The number of gastric bypass surgeries performed each year is on the rise. Some people undergo the procedure to lose weight and prevent type 2 diabetes. Others have it done to treat the disease. While having gastric bypass surgery often reverses diabetes, it may hike your chances of developing extreme blood-sugar drops, called hypoglycemia.
Gastric bypass can result in metabolic changes that cause excess insulin production, says Mary-Elizabeth Patti, M.D., F.A.C.P., Director of the Hypoglycemia Clinic at Joslin Diabetes Center. “People secrete more insulin than they should after eating. Glucose levels spike after a meal and then decline too low. This roller coaster pattern of repeated low blood sugars can take a toll on your system.”
In fact, post bariatric hypoglycemia (blood sugar below 70 mg/dL) may trigger problems such as fatigue, confusion or even seizures. The lows come on so quickly and drop so low that cognitive function is impaired. You may even pass out. But for most people the symptoms aren’t that obvious. As a result, the true number of people with this complication is not known.
Fortunately, once the complication is diagnosed, it can usually be treated. Medications prescribed to reduce carbohydrate absorption and insulin secretion are helpful, but they are incompletely effective in reducing the severity and frequency of this complication, says Dr. Patti.
Dietary changes are the first step for treating hypoglycemia. “My estimate is that 50 percent of people referred to the Hypoglycemia Clinic here at Joslin do well on diet alone and the other 50 percent need additional medication added to diet,” she says.
After seeing their patients’ lives change for the better, Emmy Suhl, M.S., R.D., C.D.E., and colleagues at the Hypoglycemia Clinic wanted to come up with effective nutritional recommendations for others to follow. We see people who have been suffering with this for years, says Suhl. “So we wanted to design an eating program that doesn’t cause a rapid increase in blood glucose, because it’s the high blood sugar that kicks off the low.”
Therefore, they reviewed all the previously published data on post bariatric hypoglycemia as well as their own extensive clinical experience. The result: practical nutrition guidelines for physicians, healthcare providers and patients published in the January issue of Surgery for Obesity and Related Disease.

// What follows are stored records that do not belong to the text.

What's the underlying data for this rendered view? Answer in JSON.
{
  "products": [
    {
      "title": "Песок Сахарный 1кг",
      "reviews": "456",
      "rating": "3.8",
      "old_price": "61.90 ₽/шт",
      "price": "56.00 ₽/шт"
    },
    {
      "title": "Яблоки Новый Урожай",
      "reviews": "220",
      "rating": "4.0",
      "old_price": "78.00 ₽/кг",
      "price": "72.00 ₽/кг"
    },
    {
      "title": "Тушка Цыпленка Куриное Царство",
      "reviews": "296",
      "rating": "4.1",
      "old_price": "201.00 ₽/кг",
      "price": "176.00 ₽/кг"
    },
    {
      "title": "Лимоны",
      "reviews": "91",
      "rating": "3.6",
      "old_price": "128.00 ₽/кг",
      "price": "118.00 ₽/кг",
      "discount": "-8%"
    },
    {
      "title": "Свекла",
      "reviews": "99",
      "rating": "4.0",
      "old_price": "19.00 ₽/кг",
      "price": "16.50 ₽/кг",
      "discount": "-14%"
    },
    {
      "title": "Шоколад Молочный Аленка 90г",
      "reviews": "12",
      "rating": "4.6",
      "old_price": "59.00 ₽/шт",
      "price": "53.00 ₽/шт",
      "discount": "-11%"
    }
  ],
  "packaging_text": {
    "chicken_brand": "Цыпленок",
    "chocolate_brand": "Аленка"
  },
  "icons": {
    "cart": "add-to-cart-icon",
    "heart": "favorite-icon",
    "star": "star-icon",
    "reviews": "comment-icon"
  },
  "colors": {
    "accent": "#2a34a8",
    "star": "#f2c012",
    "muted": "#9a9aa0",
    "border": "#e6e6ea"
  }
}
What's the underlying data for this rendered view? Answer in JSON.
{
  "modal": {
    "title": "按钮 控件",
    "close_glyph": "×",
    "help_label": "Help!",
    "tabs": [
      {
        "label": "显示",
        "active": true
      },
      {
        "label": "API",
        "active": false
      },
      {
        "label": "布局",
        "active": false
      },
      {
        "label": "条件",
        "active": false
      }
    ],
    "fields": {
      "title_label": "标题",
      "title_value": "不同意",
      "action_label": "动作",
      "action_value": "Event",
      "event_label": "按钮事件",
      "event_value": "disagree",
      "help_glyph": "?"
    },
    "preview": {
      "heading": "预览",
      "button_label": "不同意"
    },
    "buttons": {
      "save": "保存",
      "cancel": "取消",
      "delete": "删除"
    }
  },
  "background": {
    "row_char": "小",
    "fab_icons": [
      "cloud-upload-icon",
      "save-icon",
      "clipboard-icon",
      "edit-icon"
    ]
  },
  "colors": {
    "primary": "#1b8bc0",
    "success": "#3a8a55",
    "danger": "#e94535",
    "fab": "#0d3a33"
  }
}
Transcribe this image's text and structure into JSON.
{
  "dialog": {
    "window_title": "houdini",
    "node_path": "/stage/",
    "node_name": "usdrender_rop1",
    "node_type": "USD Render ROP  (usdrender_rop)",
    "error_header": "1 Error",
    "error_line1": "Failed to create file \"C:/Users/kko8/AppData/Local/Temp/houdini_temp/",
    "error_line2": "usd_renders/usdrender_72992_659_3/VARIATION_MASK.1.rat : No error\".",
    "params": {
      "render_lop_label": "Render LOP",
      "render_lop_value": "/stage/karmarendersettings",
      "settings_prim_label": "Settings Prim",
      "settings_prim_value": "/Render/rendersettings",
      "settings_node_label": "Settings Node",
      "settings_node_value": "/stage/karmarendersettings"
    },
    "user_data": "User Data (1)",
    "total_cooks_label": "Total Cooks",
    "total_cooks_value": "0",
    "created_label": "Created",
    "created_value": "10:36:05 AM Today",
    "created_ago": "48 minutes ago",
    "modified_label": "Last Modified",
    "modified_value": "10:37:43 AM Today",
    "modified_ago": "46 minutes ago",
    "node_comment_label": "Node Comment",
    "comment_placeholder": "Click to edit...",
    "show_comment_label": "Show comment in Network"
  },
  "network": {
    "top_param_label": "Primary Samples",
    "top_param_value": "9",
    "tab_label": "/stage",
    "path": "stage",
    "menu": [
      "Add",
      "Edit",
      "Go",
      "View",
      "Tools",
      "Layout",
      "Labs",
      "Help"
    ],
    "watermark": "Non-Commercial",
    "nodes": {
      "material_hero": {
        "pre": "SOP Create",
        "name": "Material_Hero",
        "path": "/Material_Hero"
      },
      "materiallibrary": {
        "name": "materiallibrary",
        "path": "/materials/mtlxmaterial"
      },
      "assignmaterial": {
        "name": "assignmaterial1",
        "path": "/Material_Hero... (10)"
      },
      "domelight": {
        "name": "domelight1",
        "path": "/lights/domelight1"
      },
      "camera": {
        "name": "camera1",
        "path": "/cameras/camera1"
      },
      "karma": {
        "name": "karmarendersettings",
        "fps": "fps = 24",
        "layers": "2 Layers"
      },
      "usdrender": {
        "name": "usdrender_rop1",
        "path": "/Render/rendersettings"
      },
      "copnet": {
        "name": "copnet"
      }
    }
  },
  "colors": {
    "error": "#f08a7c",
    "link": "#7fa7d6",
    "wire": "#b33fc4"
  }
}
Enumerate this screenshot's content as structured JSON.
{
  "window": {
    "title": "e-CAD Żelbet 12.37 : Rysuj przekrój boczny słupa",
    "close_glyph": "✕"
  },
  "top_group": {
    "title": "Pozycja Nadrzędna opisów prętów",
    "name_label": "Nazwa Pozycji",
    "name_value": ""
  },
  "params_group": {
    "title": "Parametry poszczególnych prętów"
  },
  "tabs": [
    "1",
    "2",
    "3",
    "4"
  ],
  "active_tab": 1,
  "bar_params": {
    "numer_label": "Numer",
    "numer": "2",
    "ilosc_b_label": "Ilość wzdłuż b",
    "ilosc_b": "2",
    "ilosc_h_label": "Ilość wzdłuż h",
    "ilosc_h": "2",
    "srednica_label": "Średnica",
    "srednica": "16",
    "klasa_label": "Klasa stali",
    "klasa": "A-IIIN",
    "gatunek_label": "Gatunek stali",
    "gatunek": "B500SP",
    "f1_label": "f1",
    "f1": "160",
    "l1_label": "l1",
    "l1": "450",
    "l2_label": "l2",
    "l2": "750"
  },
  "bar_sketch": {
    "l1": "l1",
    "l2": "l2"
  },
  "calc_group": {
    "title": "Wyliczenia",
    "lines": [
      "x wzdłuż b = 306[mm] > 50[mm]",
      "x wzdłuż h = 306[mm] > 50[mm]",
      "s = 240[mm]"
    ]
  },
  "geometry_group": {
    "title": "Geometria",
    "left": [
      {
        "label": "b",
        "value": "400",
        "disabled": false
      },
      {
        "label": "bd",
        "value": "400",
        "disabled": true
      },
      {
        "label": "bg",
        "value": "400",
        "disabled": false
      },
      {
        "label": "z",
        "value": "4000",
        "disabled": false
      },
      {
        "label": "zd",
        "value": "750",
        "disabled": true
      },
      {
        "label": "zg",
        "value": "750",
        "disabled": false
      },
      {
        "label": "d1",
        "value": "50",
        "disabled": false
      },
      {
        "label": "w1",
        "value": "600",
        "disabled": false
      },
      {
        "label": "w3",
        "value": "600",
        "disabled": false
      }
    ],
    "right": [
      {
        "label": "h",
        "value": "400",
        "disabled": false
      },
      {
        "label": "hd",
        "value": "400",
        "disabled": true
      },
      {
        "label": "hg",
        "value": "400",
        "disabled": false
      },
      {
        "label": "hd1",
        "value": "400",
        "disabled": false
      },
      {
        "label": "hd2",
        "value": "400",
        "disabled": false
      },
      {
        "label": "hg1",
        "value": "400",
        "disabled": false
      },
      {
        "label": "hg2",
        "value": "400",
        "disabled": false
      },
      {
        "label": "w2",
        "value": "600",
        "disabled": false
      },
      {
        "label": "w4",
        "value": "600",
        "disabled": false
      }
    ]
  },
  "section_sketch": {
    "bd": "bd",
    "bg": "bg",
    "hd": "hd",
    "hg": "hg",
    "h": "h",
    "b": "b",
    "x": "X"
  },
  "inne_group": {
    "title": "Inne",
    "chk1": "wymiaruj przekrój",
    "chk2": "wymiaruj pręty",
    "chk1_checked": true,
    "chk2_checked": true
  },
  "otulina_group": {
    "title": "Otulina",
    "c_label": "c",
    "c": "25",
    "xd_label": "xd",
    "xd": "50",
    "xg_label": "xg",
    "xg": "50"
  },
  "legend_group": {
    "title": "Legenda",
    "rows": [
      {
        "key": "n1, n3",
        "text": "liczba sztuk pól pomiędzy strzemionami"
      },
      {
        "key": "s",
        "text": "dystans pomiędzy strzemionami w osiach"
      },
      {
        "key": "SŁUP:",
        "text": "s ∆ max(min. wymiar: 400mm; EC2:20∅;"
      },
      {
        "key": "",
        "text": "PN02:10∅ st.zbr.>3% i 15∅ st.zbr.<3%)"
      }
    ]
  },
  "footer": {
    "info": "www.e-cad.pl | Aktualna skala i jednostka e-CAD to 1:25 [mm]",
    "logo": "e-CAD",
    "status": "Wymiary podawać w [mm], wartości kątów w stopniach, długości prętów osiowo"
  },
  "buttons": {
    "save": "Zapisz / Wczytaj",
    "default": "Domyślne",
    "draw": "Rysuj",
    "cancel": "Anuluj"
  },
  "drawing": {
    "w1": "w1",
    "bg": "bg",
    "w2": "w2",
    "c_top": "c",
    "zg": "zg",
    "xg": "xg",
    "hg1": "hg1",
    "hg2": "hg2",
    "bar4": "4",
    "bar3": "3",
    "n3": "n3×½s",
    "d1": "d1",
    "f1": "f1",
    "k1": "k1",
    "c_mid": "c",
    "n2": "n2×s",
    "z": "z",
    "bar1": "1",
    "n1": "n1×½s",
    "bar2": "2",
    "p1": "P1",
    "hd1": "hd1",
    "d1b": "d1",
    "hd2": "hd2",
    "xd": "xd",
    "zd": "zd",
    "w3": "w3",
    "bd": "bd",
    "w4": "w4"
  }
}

The 10 best measures are to control portions of carbohydrate (30 grams per meal, 15 grams per snack); choose low-glycemic index carbohydrates; avoid high-glycemic index carbohydrates; include heart-healthy fats in each meal and snack; get adequate protein intake; space meals three hours apart; avoid consuming liquids with meals and chew slowly; avoid alcohol; avoid caffeine; and take nutritional supplements to prevent nutrient deficiencies.
Importantly, all of these 10 recommendations need to be done simultaneously. ‘If you do just one, two or even five of these nutrition steps, it’s unlikely to work, says Suhl. “So if you do all nine of these things, but you drink alcohol, you could set off a low blood sugar reaction.”
Many people are motivated do whatever it takes because they are debilitated by the symptoms. Still, the plan can be challenging to implement. “Changing how you eat is always difficult when you have diabetes or hypoglycemia because our environment is always working against us,” says Dr. Patti. “Essentially, healthy eating has to become the norm.”
An important part of therapy is education about better, healthier ways to eat. In basic terms, this means learning to decode food labels and identifying hidden sugars lurking in foods. Juice is a good example. Although it comes from a healthy food product, it’s not a good choice when you are trying to limit carbohydrates which are quickly absorbed. You’re better off eating an orange or an apple.
Diabetes is the most common disorder of metabolism. It is a condition where glucose is higher than normal. The other end of that spectrum is hypoglycemia, says Dr. Patti, but this particular complication is often ignored.
Our paper underscores the point that dietary approaches are the most important first step, she says. “We can usually find a combination of meal plan and medications to control hypoglycemia; we no longer recommend any pancreatic surgery for this condition.”